On Saturday, February 6th, on the eve of her Super Bowl 50 performance, Beyoncé Giselle Knowles-Carter, made the world stop once more to bask in her flawlessness. With the release of “Formation” Beyonce addressed her haters while praising her black Southern roots. Featuring lyrics such as “I like my baby hair with baby hair and afros / I like my negro nose with Jackson 5 nostrils,” “Formation” was more than just another song with nursery rhyme-esque lyrics, but a tribute to everything black and beautiful with no conditions or respectability politics.
The visuals for the song were just as stunning, featuring Beyoncé on top of a cop car in the middle of a flooded New Orleans, black men and women from various economic backgrounds, a young boy in a black hoodie dancing in front of a police lineup against a wall that proclaimed “Stop Shooting Us” and, of course, a multitude of beautiful, intelligent and proud black women getting it like nobody’s business. She asked everyone to “get in formation,” get some information and “Slay trick or you’ll get eliminated.” An unabashed, unafraid, unapologetic ode to blackness, even the haters were getting in “formation” for their Beyhive membership cards.

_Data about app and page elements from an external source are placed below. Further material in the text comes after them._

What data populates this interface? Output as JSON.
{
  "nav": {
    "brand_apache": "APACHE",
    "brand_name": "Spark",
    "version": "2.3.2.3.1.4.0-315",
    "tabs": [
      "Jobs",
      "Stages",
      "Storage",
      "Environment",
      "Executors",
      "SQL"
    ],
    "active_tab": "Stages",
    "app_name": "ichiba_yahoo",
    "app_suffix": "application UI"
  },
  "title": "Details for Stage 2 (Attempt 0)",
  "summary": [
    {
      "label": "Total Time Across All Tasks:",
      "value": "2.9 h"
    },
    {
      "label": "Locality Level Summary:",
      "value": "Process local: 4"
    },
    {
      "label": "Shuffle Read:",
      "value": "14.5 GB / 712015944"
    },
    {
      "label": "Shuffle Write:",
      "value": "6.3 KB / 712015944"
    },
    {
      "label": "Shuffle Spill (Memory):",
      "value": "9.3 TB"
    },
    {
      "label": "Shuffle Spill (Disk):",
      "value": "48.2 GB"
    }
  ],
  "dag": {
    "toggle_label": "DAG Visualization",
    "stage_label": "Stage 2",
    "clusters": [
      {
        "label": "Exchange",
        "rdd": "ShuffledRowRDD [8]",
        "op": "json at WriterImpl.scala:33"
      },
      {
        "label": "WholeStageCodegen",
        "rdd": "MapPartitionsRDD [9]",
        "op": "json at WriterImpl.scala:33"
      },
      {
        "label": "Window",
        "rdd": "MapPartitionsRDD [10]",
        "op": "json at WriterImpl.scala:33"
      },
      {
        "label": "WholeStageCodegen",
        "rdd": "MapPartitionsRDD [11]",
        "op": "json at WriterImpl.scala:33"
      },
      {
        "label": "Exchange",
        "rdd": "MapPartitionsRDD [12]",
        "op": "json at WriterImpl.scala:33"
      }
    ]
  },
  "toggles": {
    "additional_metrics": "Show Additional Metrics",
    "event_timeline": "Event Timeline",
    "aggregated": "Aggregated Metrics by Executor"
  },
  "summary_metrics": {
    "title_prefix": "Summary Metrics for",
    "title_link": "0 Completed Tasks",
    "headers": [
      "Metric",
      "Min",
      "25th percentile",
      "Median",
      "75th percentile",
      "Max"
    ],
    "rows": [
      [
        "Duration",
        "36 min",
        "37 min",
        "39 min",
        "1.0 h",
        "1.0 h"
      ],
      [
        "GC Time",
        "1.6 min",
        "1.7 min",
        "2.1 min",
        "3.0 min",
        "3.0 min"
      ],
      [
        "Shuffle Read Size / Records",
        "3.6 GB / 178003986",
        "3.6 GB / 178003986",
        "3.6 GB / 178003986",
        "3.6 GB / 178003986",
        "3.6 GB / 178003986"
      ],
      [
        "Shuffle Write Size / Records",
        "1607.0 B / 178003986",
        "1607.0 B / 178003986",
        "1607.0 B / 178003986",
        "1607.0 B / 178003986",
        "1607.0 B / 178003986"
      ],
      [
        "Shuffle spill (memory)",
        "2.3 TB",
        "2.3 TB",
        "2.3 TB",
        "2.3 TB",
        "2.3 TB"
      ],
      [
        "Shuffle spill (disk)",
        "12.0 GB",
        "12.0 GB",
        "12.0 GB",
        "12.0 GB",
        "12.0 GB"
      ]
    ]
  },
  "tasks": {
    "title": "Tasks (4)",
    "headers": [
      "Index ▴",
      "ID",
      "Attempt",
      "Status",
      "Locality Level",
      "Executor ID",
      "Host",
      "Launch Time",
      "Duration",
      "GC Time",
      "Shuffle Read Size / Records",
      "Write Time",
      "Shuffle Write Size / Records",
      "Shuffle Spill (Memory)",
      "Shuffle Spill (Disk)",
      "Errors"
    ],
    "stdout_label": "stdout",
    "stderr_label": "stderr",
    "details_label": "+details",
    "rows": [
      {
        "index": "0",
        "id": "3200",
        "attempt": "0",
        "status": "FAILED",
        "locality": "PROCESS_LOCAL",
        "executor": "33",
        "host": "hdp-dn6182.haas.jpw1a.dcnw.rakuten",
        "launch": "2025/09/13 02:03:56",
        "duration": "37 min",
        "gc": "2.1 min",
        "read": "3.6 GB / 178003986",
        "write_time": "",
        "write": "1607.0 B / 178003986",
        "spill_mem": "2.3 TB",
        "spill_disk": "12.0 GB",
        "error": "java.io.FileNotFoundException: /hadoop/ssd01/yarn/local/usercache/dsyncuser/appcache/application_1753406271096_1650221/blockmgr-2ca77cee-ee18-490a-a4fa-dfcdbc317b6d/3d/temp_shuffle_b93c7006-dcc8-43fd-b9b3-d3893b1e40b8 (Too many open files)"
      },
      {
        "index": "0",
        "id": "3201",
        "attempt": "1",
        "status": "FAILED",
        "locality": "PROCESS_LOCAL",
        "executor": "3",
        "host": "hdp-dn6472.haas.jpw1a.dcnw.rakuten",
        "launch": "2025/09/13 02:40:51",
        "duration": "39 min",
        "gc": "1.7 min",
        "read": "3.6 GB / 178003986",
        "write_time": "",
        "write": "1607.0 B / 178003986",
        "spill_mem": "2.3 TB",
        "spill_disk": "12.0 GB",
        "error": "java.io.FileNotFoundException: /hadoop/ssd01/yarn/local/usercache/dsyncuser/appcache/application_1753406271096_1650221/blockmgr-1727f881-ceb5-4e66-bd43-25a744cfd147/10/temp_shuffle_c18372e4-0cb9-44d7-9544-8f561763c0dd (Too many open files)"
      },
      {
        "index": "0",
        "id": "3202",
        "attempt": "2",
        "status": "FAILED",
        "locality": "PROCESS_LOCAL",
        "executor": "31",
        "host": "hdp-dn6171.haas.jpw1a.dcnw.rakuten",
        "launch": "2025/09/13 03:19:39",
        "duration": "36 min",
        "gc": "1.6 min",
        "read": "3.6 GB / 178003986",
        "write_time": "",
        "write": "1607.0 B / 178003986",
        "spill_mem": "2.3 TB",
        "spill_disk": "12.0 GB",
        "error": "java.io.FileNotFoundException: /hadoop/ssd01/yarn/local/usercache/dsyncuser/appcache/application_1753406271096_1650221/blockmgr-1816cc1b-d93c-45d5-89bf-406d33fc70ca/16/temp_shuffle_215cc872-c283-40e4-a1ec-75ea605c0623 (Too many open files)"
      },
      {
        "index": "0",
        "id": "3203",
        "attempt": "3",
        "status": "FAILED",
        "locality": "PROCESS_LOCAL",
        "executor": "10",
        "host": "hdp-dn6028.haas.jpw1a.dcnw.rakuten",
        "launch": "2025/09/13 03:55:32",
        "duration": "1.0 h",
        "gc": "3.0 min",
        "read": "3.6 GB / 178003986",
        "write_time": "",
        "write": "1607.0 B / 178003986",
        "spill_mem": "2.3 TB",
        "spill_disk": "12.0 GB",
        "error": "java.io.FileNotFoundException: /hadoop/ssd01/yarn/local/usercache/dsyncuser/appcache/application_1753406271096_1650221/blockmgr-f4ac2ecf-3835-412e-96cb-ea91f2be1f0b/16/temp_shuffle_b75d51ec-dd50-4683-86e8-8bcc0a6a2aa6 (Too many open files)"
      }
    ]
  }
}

Just 24 hours later, King Bey followed up the new #BlackGirlMagic power anthem with a live performance at Super Bowl 50. You know, that performance that was supposed to be Coldplay featuring Bruno Mars and Beyoncé, but turned into Beyoncé and some weird alternative opening act. Celebrating the 50th anniversary of the Black Panther Party, Mrs. Knowles-Carter strutted out on the field dressed in a Michael Jackson-inspired costume and flanked by a multitude of black women with armed afros, berets and swag for days. Performing with military precision, the women electrified the crowd and even got into an “X” formation in honor of yet another Civil Rights era revolutionary, Malcolm X.
“Formation” and the accompanying hoopla was not without its controversies. There were thousands of think pieces and thoughtless responses. Some warranted, some not so much, from discussions on the use of post-Hurricane Katrina New Orleans as the backdrop to a music video, to an anti-Beyoncé rally to an anti-anti-Beyoncé rally. Of course, none of this could hamper the strong message delivered by one of pop music’s biggest stars that her color and culture is just as elegant, fascinating and marvelous as anyone else’s in the world. -- Ken Hamm